Given the state of the weather, here’s a timely reminder about why flying with wet, or even damp, paragliders is a very bad idea.
By Brian Stewart on November 15, 2019 16:58
By Andy Archer on September 28, 2019 16:27
Venue: Bistrot Pierre – Preston (back by popular demand)
Date: Sat 21st December 2019
Time: 5pm – 7pm + Drinks afterwards
Cost: £27.50 per head – (£10 deposit per person required)
Max attendees: 30 (first come first serve basis)
Christmas Menu – we will be required to complete a pre-order of the food by mid November
Please let me know if you would like to attend firstname.lastname@example.org along with your menu choice.
I'll then send you an email back with details regarding the deposit.
By Brian Stewart on September 10, 2019 14:41
September 2019 Changing winds - revisited
The forecast was for light winds, starting in the East and veering right around the compass through SE, S, SW to West by mid-afternoon, so where else would you go but Parlick, with an eye on the Totridge run before the wind swung too far. It turned out pretty spot on to begin with and the East bowl was fairly busy, without too much height to play with. Murph showed how it’s done with a tenacious trip across the washing machine early on to complete the run. Later as the wind went further South-East more attempted the trip and at least 3 managed it cleanly without a touch and go.
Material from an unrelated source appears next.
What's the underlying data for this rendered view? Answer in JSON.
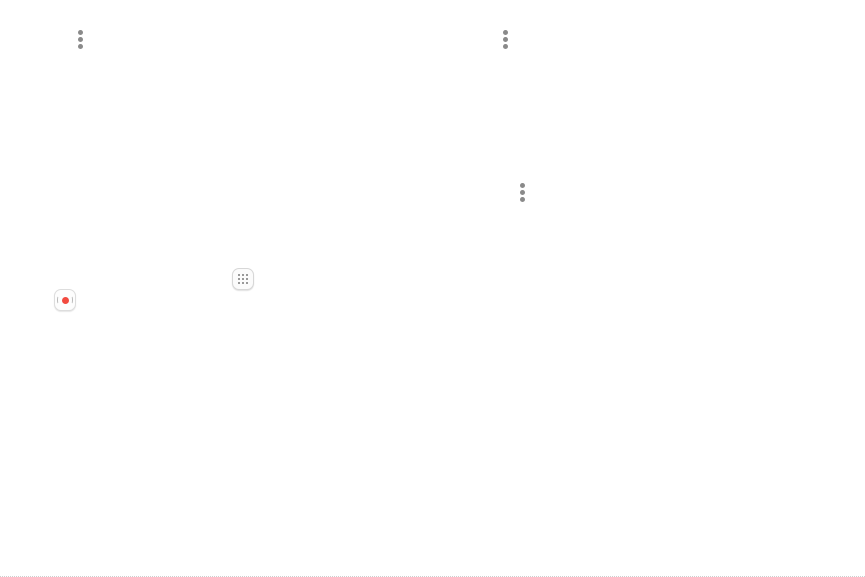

Coming back into the bowl, it would have been easy to head back to the East face take off, but for the warning signs:
· The forecast direction change
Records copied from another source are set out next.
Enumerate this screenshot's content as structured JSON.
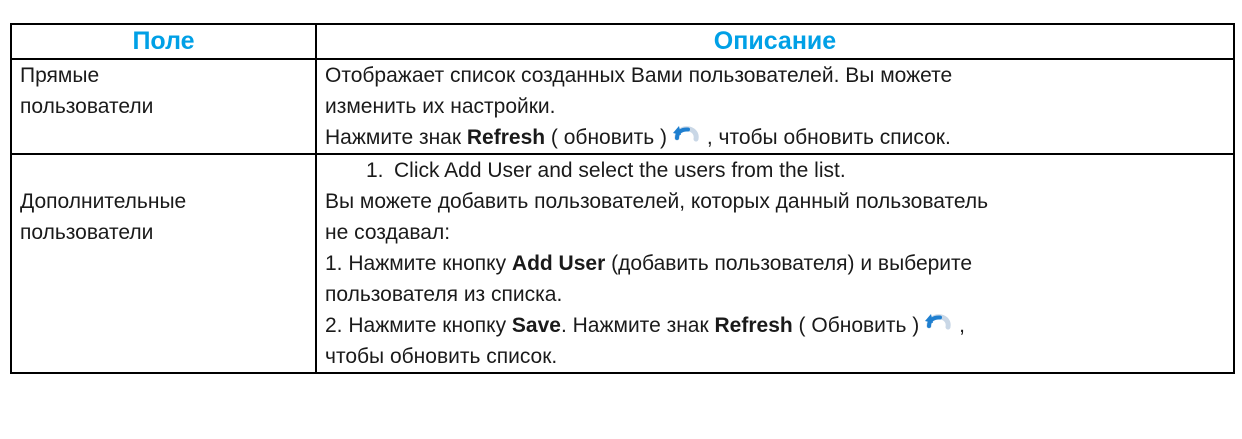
{
  "table": {
    "header": {
      "col1": "Поле",
      "col2": "Описание"
    },
    "row1": {
      "field_line1": "Прямые",
      "field_line2": "пользователи",
      "desc_line1": "Отображает список созданных Вами пользователей. Вы можете",
      "desc_line2": "изменить их настройки.",
      "desc_line3_pre": "Нажмите знак ",
      "desc_line3_bold": "Refresh",
      "desc_line3_mid": " ( обновить )",
      "desc_line3_post": " , чтобы обновить список."
    },
    "row2": {
      "field_line1": "Дополнительные",
      "field_line2": "пользователи",
      "list_num": "1.",
      "list_text": "Click Add User and select the users from the list.",
      "desc_line2": "Вы можете добавить пользователей, которых данный пользователь",
      "desc_line3": "не создавал:",
      "desc_line4_pre": "1. Нажмите кнопку ",
      "desc_line4_bold": "Add User",
      "desc_line4_post": " (добавить пользователя) и выберите",
      "desc_line5": "пользователя из списка.",
      "desc_line6_pre": "2. Нажмите кнопку ",
      "desc_line6_bold1": "Save",
      "desc_line6_mid": ". Нажмите знак ",
      "desc_line6_bold2": "Refresh",
      "desc_line6_mid2": " ( Обновить )",
      "desc_line6_post": " ,",
      "desc_line7": "чтобы обновить список."
    }
  },
  "icons": {
    "refresh": "refresh-icon"
  },
  "colors": {
    "header_text": "#00a0e6",
    "border": "#000000",
    "icon_blue": "#1e7fd0"
  }
}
· My instrument told me the wind was SSW (I don’t trust the XCSoar wind calculation too strongly, it takes a lot of consistent circling before it makes up its mind)
· The glider field windsock
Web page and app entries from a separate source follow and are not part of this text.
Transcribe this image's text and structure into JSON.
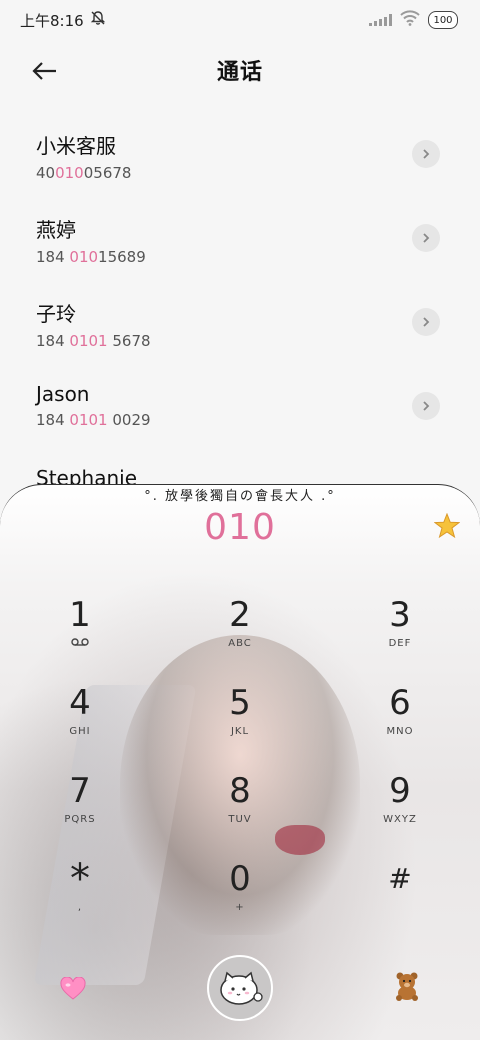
{
  "status_bar": {
    "time": "上午8:16",
    "battery": "100"
  },
  "header": {
    "title": "通话"
  },
  "contacts": [
    {
      "name": "小米客服",
      "number_pre": "40",
      "number_match": "010",
      "number_post": "05678"
    },
    {
      "name": "燕婷",
      "number_pre": "184 ",
      "number_match": "010",
      "number_post": "15689"
    },
    {
      "name": "子玲",
      "number_pre": "184 ",
      "number_match": "0101",
      "number_post": " 5678"
    },
    {
      "name": "Jason",
      "number_pre": "184 ",
      "number_match": "0101",
      "number_post": " 0029"
    },
    {
      "name": "Stephanie",
      "number_pre": "",
      "number_match": "",
      "number_post": ""
    }
  ],
  "dialer": {
    "caption": "°. 放學後獨自の會長大人 .°",
    "dialed_number": "010",
    "keys": [
      [
        {
          "digit": "1",
          "sub": "voicemail-icon"
        },
        {
          "digit": "2",
          "sub": "ABC"
        },
        {
          "digit": "3",
          "sub": "DEF"
        }
      ],
      [
        {
          "digit": "4",
          "sub": "GHI"
        },
        {
          "digit": "5",
          "sub": "JKL"
        },
        {
          "digit": "6",
          "sub": "MNO"
        }
      ],
      [
        {
          "digit": "7",
          "sub": "PQRS"
        },
        {
          "digit": "8",
          "sub": "TUV"
        },
        {
          "digit": "9",
          "sub": "WXYZ"
        }
      ],
      [
        {
          "digit": "*",
          "sub": ","
        },
        {
          "digit": "0",
          "sub": "+"
        },
        {
          "digit": "#",
          "sub": ""
        }
      ]
    ]
  },
  "colors": {
    "highlight": "#e0709a",
    "star": "#f6c23a",
    "heart": "#ff8fc4"
  }
}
· A PG not having a good time near the crags
GJ and I headed on a direct line to the showground and enjoyed a very lifty ride; others shot up 3000’. Something was going on. 5 minutes after landing in Chipping, still more or less into a Southerly wind, the trees around us started thrashing violently from the West as the sea breeze (?) switched on. Meanwhile in the landing field there were backwards landings and blow-backs into the wrong field.
As always, awareness of the conditions is vital. Keep asking yourself what the wind is doing; how it compares with what you expected. If a sea breeze arrives at Parlick, it can catch anyone out, especially after a long period of fairly constant, benign wind speeds and directions. The sudden appearance of massive lift suggests a convergence as the two winds met – another warning sign that things are about to change.
By Andy Archer on August 13, 2019 19:27
A couple of weeks ago one of our members was challenged by the Wolfen Hall Gamekeeper for landing in the fields below Saddle End Farm. It seems that the the owner of Wolfen Hall purchased Saddle End Farm and surrounding land a few years ago, as such they are now breeding game birds on the land surrounding Saddle End as well as the land directly below the east face of Parlick.
We have been asked not to land in the area marked in red on the plan, this is a much larger areas than previous. Please adhere to this.
If you are approached by the game keeper please be respectful and understanding of their frustration with you, it is their livelihood after all. Please report it to me so that I can manage the situation.
As it was the PSC member involved had a good conversation with the gamekeeper and reported it to me straight away, this allowed me to contact both the game keeper & landowner to understand the issue and obtain the latest info of the Exclusion zone.
PSC Sites Officer